[Entries from a dataset of interfaces]
_ _ _ _

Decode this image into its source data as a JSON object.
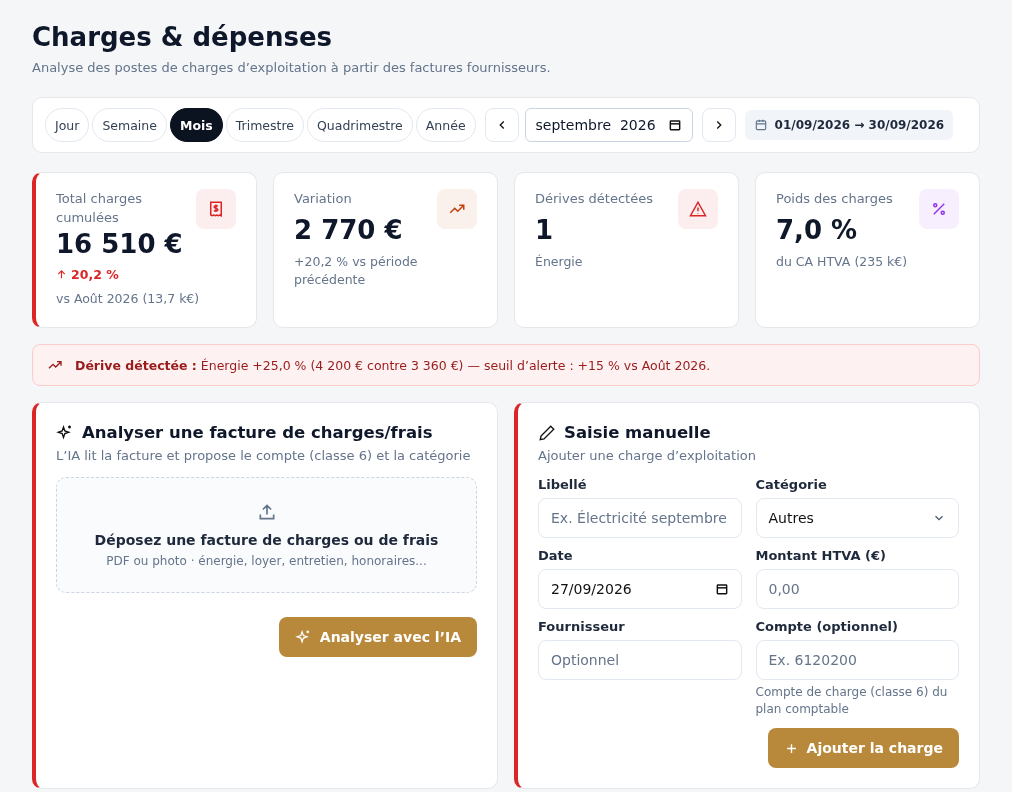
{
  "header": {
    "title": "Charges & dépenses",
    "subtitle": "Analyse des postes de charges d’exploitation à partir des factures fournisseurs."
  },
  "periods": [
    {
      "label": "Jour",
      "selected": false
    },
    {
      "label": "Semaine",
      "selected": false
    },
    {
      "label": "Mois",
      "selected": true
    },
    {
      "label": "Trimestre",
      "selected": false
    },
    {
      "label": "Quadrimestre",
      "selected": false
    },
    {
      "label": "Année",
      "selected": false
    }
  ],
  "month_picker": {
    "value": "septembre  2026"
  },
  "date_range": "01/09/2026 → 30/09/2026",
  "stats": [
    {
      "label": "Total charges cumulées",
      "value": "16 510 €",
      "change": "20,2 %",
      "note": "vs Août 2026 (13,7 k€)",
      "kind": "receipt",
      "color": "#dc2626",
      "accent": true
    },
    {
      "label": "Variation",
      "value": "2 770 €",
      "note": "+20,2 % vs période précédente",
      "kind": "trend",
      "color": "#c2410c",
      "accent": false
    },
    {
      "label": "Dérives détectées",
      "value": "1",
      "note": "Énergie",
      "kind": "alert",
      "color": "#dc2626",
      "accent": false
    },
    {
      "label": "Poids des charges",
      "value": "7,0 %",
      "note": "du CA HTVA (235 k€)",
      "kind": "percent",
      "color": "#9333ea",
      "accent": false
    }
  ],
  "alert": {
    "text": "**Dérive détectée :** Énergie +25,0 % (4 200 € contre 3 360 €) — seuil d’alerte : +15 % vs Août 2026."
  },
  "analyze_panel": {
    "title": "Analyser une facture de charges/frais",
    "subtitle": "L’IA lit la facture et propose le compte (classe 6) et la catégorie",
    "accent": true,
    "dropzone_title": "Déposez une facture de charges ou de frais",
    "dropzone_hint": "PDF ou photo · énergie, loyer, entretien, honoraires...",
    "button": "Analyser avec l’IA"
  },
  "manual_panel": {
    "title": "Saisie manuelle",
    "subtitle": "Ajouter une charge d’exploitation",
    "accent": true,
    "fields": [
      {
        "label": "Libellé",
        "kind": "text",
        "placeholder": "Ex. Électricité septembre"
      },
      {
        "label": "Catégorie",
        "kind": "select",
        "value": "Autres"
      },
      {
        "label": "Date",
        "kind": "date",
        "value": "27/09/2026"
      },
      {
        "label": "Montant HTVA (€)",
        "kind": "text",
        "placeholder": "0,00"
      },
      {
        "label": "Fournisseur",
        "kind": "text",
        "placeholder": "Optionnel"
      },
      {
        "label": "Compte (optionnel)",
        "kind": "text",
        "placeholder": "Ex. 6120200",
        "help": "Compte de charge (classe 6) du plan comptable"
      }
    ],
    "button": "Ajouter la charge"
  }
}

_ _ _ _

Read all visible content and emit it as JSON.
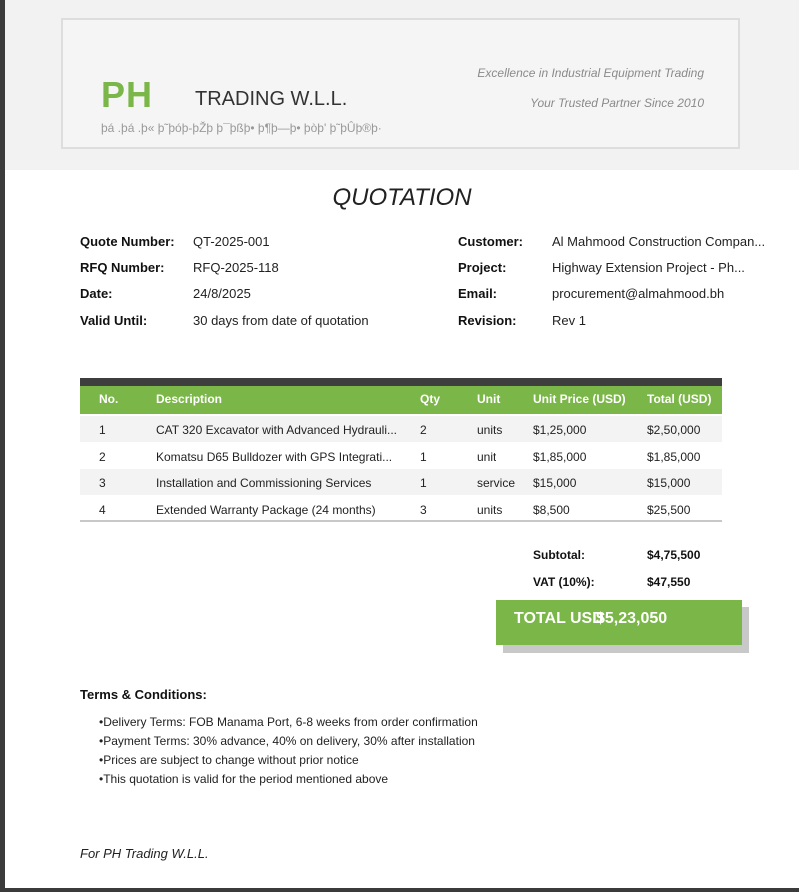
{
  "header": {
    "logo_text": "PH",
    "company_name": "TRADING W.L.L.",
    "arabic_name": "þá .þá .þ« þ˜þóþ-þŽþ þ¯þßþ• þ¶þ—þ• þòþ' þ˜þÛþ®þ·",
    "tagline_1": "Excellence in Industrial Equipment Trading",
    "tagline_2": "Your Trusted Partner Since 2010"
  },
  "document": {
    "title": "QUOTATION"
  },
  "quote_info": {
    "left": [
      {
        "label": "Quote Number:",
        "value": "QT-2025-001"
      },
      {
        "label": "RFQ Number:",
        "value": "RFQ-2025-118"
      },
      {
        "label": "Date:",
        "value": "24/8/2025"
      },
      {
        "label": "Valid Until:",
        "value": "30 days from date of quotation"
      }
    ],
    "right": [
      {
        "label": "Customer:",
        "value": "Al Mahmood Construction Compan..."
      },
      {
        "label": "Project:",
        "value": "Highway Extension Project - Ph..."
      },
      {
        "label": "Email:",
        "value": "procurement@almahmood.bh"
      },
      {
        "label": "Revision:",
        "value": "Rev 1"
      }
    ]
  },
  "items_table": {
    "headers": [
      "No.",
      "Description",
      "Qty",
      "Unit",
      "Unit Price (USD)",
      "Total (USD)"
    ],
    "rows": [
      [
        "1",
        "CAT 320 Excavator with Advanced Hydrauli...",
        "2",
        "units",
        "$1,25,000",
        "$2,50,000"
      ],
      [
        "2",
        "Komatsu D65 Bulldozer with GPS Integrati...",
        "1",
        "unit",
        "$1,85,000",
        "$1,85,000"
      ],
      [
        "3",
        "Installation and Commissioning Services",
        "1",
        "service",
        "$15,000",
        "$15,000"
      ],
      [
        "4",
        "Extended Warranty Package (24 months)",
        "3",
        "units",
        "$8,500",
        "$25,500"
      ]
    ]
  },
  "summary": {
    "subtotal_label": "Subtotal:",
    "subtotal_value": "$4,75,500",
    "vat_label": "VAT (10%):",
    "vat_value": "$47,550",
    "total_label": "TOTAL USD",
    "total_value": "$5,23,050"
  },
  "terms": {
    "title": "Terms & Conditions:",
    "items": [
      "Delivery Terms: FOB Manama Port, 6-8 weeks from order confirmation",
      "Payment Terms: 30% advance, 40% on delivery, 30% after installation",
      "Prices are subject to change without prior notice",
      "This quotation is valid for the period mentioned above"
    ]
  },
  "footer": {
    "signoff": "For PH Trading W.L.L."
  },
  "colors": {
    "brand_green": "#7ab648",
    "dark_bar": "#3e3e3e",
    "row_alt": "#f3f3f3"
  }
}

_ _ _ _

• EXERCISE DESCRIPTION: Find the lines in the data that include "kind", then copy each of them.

• ANSWER BOX:
      "kind": "receipt",
      "kind": "trend",
      "kind": "alert",
      "kind": "percent",
        "kind": "text",
        "kind": "select",
        "kind": "date",
        "kind": "text",
        "kind": "text",
        "kind": "text",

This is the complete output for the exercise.